In July 1910, after she had attempted to kill herself by defenestration, Virginia Woolf (then Virginia Stephen) was institutionalized at Burley House, “a nursing home for women with nervous disorder.” She wrote the letter below to her sister, Vanessa Bell. Read more of Woolf’s correspondence in the five-volume Letters of Virginia Woolf.
I meant to write several days ago, although you do say you dont care a damn. But in that too I was hoodwinked by Miss Thomas. I gather that some great conspiracy is going on behind my back. What a mercy we cant have at each other! or we should quarrel till midnight, and Clarissas (the coming ‘neice’) deformities, inherited from generations of hard drinking Bells, would be laid at my door. She-(Miss T.) wont read me or quote your letters. But I gather that you want me to stay on here. She is in a highly wrought state, as the lunatic upstairs has somehow brought her case into court; and I cant make her speak calmly. Do write and explain.
Having read your last letter at least 10 times—so that Miss Bradbury (nurse) is sure it is a love letter and looks very arch—I cant find a word about my future … I really dont think I can stand much more of this. Miss T. is charming, and Miss Bradbury is a good woman, but you cant conceive how I want intelligent conversation—even yours.

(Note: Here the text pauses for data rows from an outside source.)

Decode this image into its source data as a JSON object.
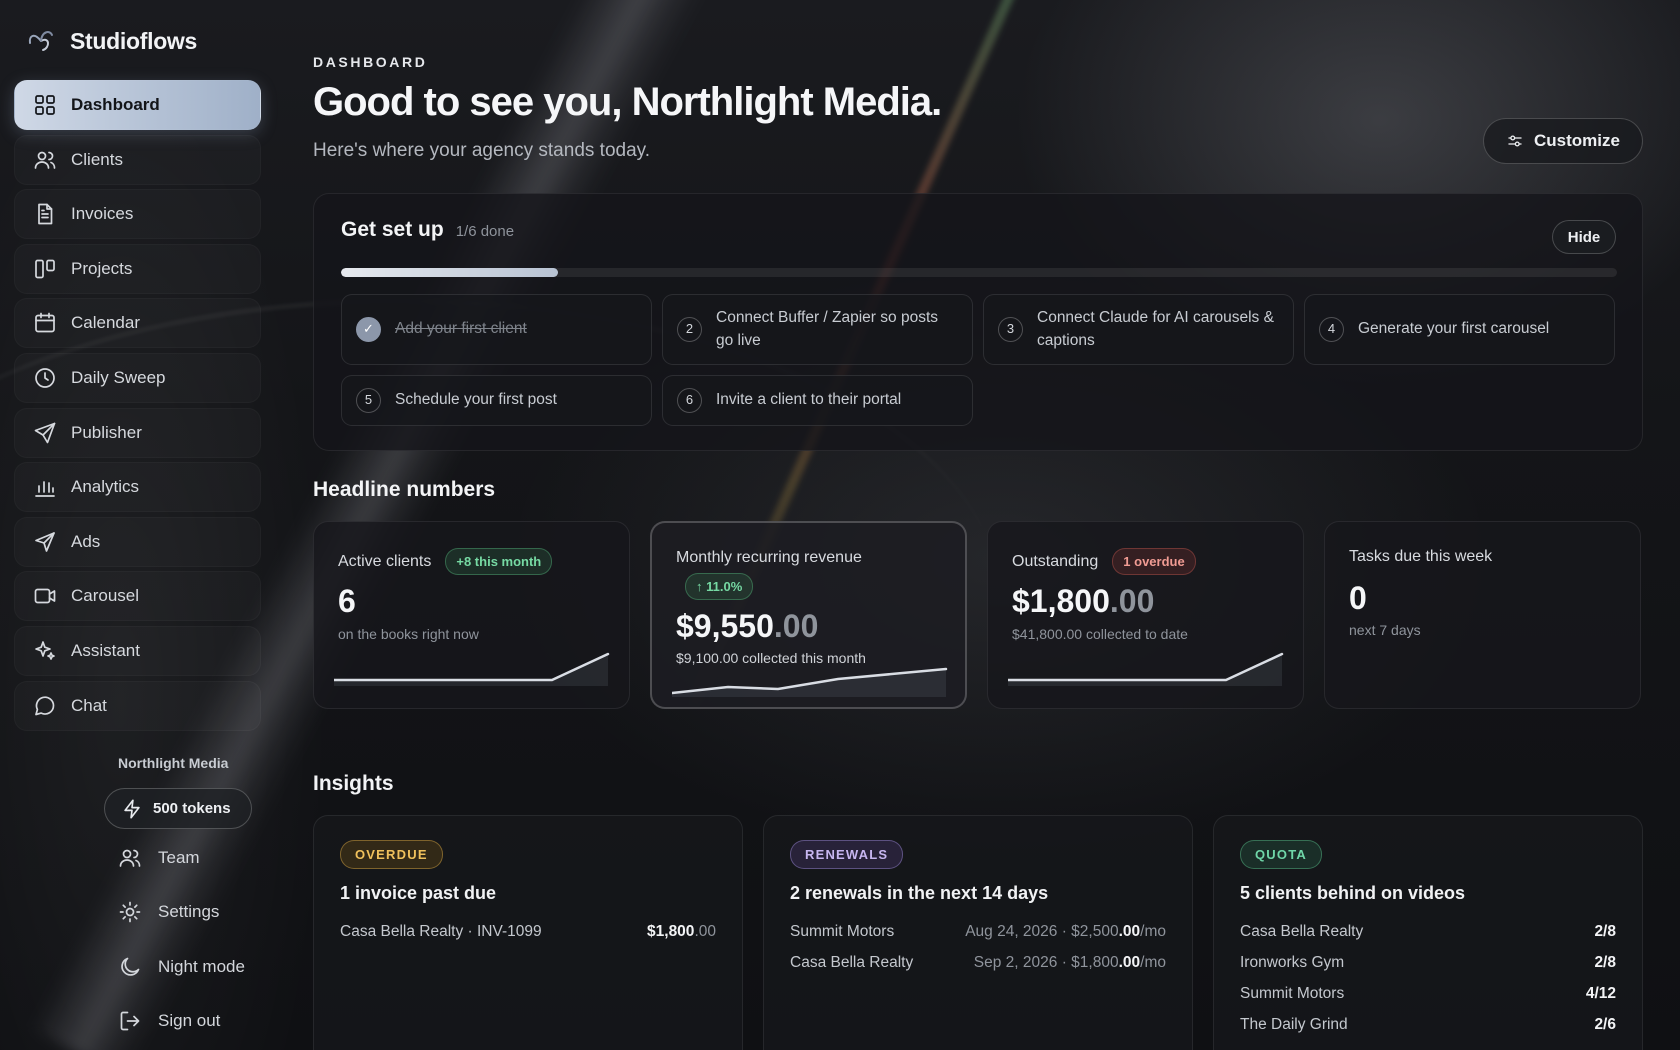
{
  "brand": {
    "name": "Studioflows"
  },
  "sidebar": {
    "items": [
      {
        "label": "Dashboard",
        "icon": "grid-icon",
        "active": true
      },
      {
        "label": "Clients",
        "icon": "users-icon"
      },
      {
        "label": "Invoices",
        "icon": "document-icon"
      },
      {
        "label": "Projects",
        "icon": "columns-icon"
      },
      {
        "label": "Calendar",
        "icon": "calendar-icon"
      },
      {
        "label": "Daily Sweep",
        "icon": "clock-icon"
      },
      {
        "label": "Publisher",
        "icon": "send-icon"
      },
      {
        "label": "Analytics",
        "icon": "bar-chart-icon"
      },
      {
        "label": "Ads",
        "icon": "navigation-icon"
      },
      {
        "label": "Carousel",
        "icon": "video-icon"
      },
      {
        "label": "Assistant",
        "icon": "sparkle-icon"
      },
      {
        "label": "Chat",
        "icon": "chat-bubble-icon"
      }
    ],
    "org_name": "Northlight Media",
    "tokens_label": "500 tokens",
    "footer": {
      "team": "Team",
      "settings": "Settings",
      "night_mode": "Night mode",
      "sign_out": "Sign out"
    }
  },
  "header": {
    "eyebrow": "DASHBOARD",
    "title": "Good to see you, Northlight Media.",
    "subtitle": "Here's where your agency stands today.",
    "customize_label": "Customize"
  },
  "setup": {
    "title": "Get set up",
    "count": "1/6 done",
    "hide_label": "Hide",
    "progress": 0.17,
    "steps": [
      {
        "num": "✓",
        "text": "Add your first client",
        "done": true
      },
      {
        "num": "2",
        "text": "Connect Buffer / Zapier so posts go live"
      },
      {
        "num": "3",
        "text": "Connect Claude for AI carousels & captions"
      },
      {
        "num": "4",
        "text": "Generate your first carousel"
      },
      {
        "num": "5",
        "text": "Schedule your first post"
      },
      {
        "num": "6",
        "text": "Invite a client to their portal"
      }
    ]
  },
  "headline": {
    "title": "Headline numbers",
    "cards": [
      {
        "label": "Active clients",
        "badge": "+8 this month",
        "value": "6",
        "cents": "",
        "sub": "on the books right now"
      },
      {
        "label": "Monthly recurring revenue",
        "badge": "↑ 11.0%",
        "value": "$9,550",
        "cents": ".00",
        "sub": "$9,100.00 collected this month"
      },
      {
        "label": "Outstanding",
        "badge": "1 overdue",
        "value": "$1,800",
        "cents": ".00",
        "sub": "$41,800.00 collected to date"
      },
      {
        "label": "Tasks due this week",
        "badge": "",
        "value": "0",
        "cents": "",
        "sub": "next 7 days"
      }
    ]
  },
  "insights": {
    "title": "Insights",
    "cards": [
      {
        "tag": "OVERDUE",
        "title": "1 invoice past due",
        "rows": [
          {
            "left": "Casa Bella Realty · INV-1099",
            "amount": "$1,800",
            "cents": ".00"
          }
        ]
      },
      {
        "tag": "RENEWALS",
        "title": "2 renewals in the next 14 days",
        "rows": [
          {
            "left": "Summit Motors",
            "date": "Aug 24, 2026 · $2,500",
            "cents": ".00",
            "suffix": "/mo"
          },
          {
            "left": "Casa Bella Realty",
            "date": "Sep 2, 2026 · $1,800",
            "cents": ".00",
            "suffix": "/mo"
          }
        ]
      },
      {
        "tag": "QUOTA",
        "title": "5 clients behind on videos",
        "rows": [
          {
            "left": "Casa Bella Realty",
            "right": "2/8"
          },
          {
            "left": "Ironworks Gym",
            "right": "2/8"
          },
          {
            "left": "Summit Motors",
            "right": "4/12"
          },
          {
            "left": "The Daily Grind",
            "right": "2/6"
          }
        ]
      }
    ]
  }
}
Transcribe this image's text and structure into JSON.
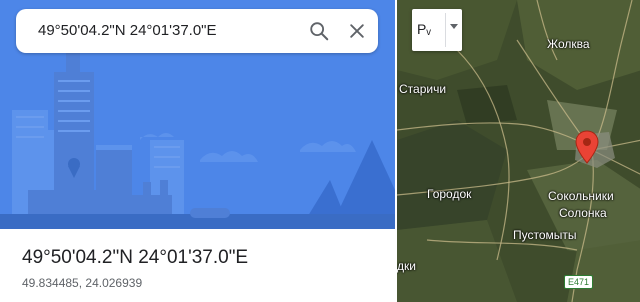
{
  "search": {
    "query": "49°50'04.2\"N 24°01'37.0\"E"
  },
  "place": {
    "title": "49°50'04.2\"N 24°01'37.0\"E",
    "decimal_coords": "49.834485, 24.026939"
  },
  "map": {
    "layer_button_label": "Рᵥ",
    "labels": {
      "zhovkva": "Жолква",
      "starichi": "Старичи",
      "gorodok": "Городок",
      "sokolniki": "Сокольники",
      "solonka": "Солонка",
      "pustomyty": "Пустомыты",
      "dki": "дки"
    },
    "road_shield": "E471"
  },
  "colors": {
    "hero_blue": "#4d86e8",
    "pin_red": "#ea4335",
    "map_bg": "#3f4c2c"
  }
}
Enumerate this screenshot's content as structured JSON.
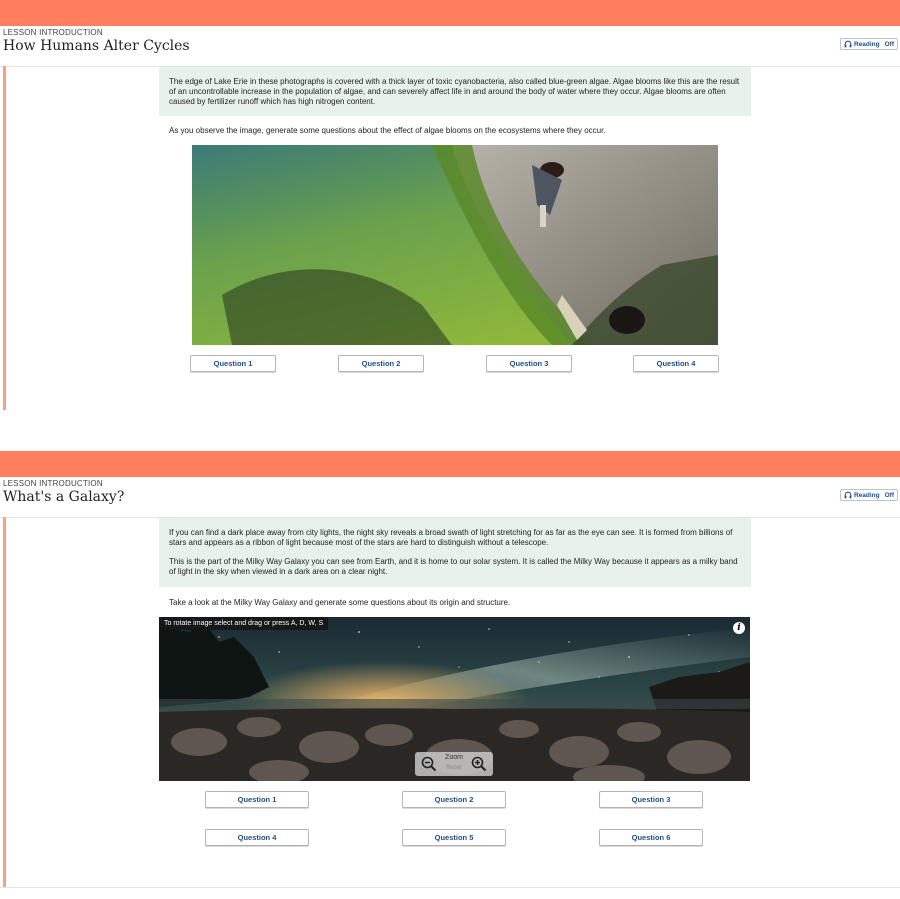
{
  "lesson1": {
    "kicker": "LESSON INTRODUCTION",
    "title": "How Humans Alter Cycles",
    "reading": {
      "label": "Reading",
      "state": "Off"
    },
    "callout": "The edge of Lake Erie in these photographs is covered with a thick layer of toxic cyanobacteria, also called blue-green algae. Algae blooms like this are the result of an uncontrollable increase in the population of algae, and can severely affect life in and around the body of water where they occur. Algae blooms are often caused by fertilizer runoff which has high nitrogen content.",
    "prompt": "As you observe the image, generate some questions about the effect of algae blooms on the ecosystems where they occur.",
    "buttons": [
      "Question 1",
      "Question 2",
      "Question 3",
      "Question 4"
    ]
  },
  "lesson2": {
    "kicker": "LESSON INTRODUCTION",
    "title": "What's a Galaxy?",
    "reading": {
      "label": "Reading",
      "state": "Off"
    },
    "callout_p1": "If you can find a dark place away from city lights, the night sky reveals a broad swath of light stretching for as far as the eye can see. It is formed from billions of stars and appears as a ribbon of light because most of the stars are hard to distinguish without a telescope.",
    "callout_p2": "This is the part of the Milky Way Galaxy you can see from Earth, and it is home to our solar system. It is called the Milky Way because it appears as a milky band of light in the sky when viewed in a dark area on a clear night.",
    "prompt": "Take a look at the Milky Way Galaxy and generate some questions about its origin and structure.",
    "image_hint": "To rotate image select and drag or press A, D, W, S",
    "info_glyph": "i",
    "zoom_label": "Zoom",
    "reset_label": "Reset",
    "buttons": [
      "Question 1",
      "Question 2",
      "Question 3",
      "Question 4",
      "Question 5",
      "Question 6"
    ]
  },
  "colors": {
    "accent": "#ff7e5d",
    "callout_bg": "#e7f3ea",
    "link": "#1f4e8a"
  }
}
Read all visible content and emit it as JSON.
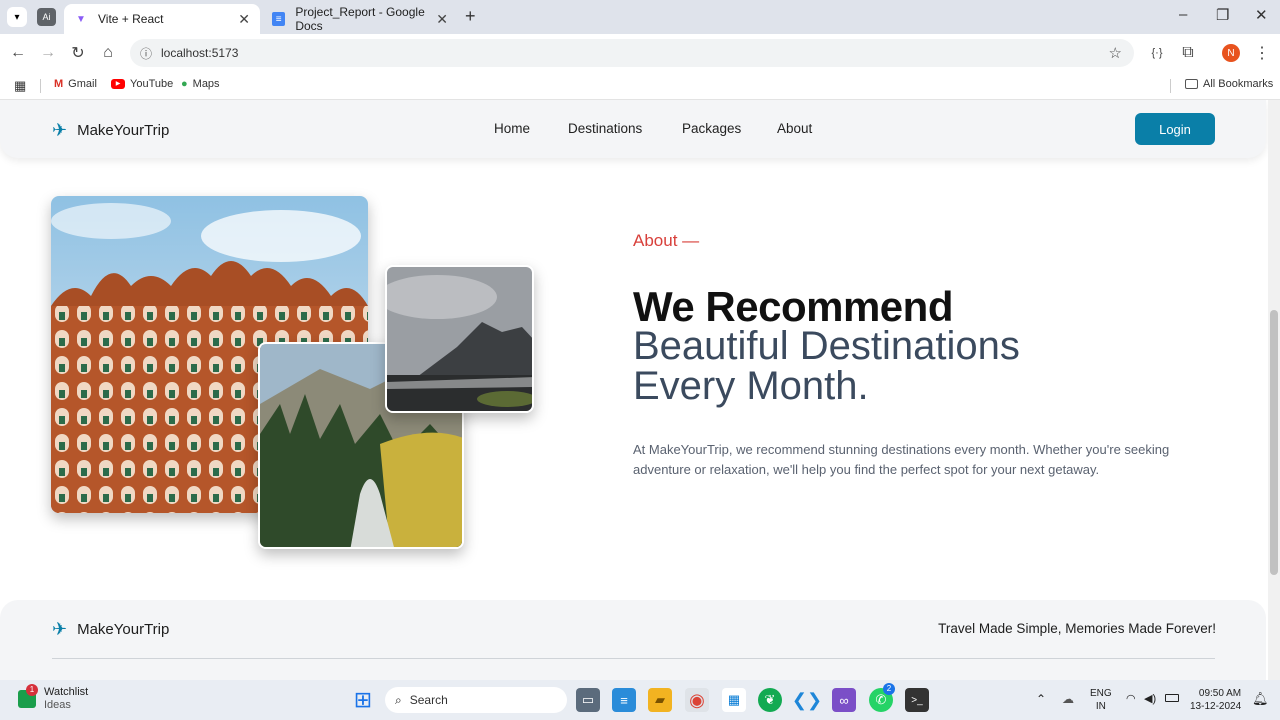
{
  "browser": {
    "tabs": [
      {
        "title": "Vite + React",
        "active": true
      },
      {
        "title": "Project_Report - Google Docs",
        "active": false
      }
    ],
    "url": "localhost:5173",
    "profile_initial": "N",
    "bookmarks": [
      "Gmail",
      "YouTube",
      "Maps"
    ],
    "all_bookmarks": "All Bookmarks"
  },
  "site": {
    "brand": "MakeYourTrip",
    "nav": [
      "Home",
      "Destinations",
      "Packages",
      "About"
    ],
    "login": "Login",
    "about_label": "About —",
    "heading_bold": "We Recommend",
    "heading_line2": "Beautiful Destinations",
    "heading_line3": "Every Month.",
    "description": "At MakeYourTrip, we recommend stunning destinations every month. Whether you're seeking adventure or relaxation, we'll help you find the perfect spot for your next getaway.",
    "footer_brand": "MakeYourTrip",
    "footer_tagline": "Travel Made Simple, Memories Made Forever!",
    "accent_color": "#d8403b",
    "primary_color": "#0a7fa8"
  },
  "taskbar": {
    "widget_title": "Watchlist",
    "widget_sub": "Ideas",
    "widget_badge": "1",
    "search": "Search",
    "whatsapp_badge": "2",
    "lang1": "ENG",
    "lang2": "IN",
    "time": "09:50 AM",
    "date": "13-12-2024"
  }
}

Religion seems to me to have ruined them all. Miss T. is always culminating in silent prayer. Miss Somerville (patient), the absent minded one with the deaf dog, wears two crucifixes. Miss B. says Church Bells are the sweetest sound on earth. She also says that the old Queen the Queen Mother and the present Queen represent the highest womanhood. They reverence my gifts, although God has left me in the dark. They are always wondering what God is up to. The religious mind is quite amazing.
However, what I meant to say is that I shall soon have to jump out of a window. The ugliness of the house is almost unbelievable—having white, and mottled green and red. Then there is all the eating and drinking and being shut up in the dark.
My God! What a mercy to be done with it!
Now, my sweet honey Bee, you know how you would feel if you had stayed in bed alone here for 4 weeks. But I wont argue, as I dont know what you have said. Anyhow, I will abide by Savage.
Miss T. and I have long conversations. She has a charming nature; rather whimsical, and even sensual. But there again, religion comes in; and she leads a spotless life. Apparently she is well off and takes patients more or less as a spiritual work. She has harboured innumerable young women in love difficulties. They are always turning up to lunch, and I creep out of bed and look at them. At present there is one upstairs, and a barren wife across the passage. The utmost tact is shown with regard to our complaints and I make Miss T. blush by asking if they’re mad.
Miss Somerville has periods of excitement, when she pulls up all the roses, and goes to church. Then she is silent for weeks. She is now being silent; and is made very nervous by the sight of me. As I went out into the garden yesterday in a blanket with bare legs, she had some reason. Miss Bradbury is the woman you saw out of the window and said was homicidial [sic]. I was very kind with her at dinner, but she then put me to bed, and is a trained nurse.
Miss T. talks about you with awe. How you smile, and say such quaint things—how your eyes fill with tears—how beautiful your soul is—and your hands. She also thinks you write such beautiful English! Your language is so apt and so expressive. Julian is the most remarkable child she ever saw. The worst of her is that she is a little too emotional.
I have been out in the garden for 2 hours; and feel quite normal. I feel my brains, like a pear, to see if its ripe; it will be exquisite by September.
… I long to see you. Its damned dull being here alone. Write sheets. Give Clive my love. His visits are my brightest spots. He must come again.
I will be very reasonable.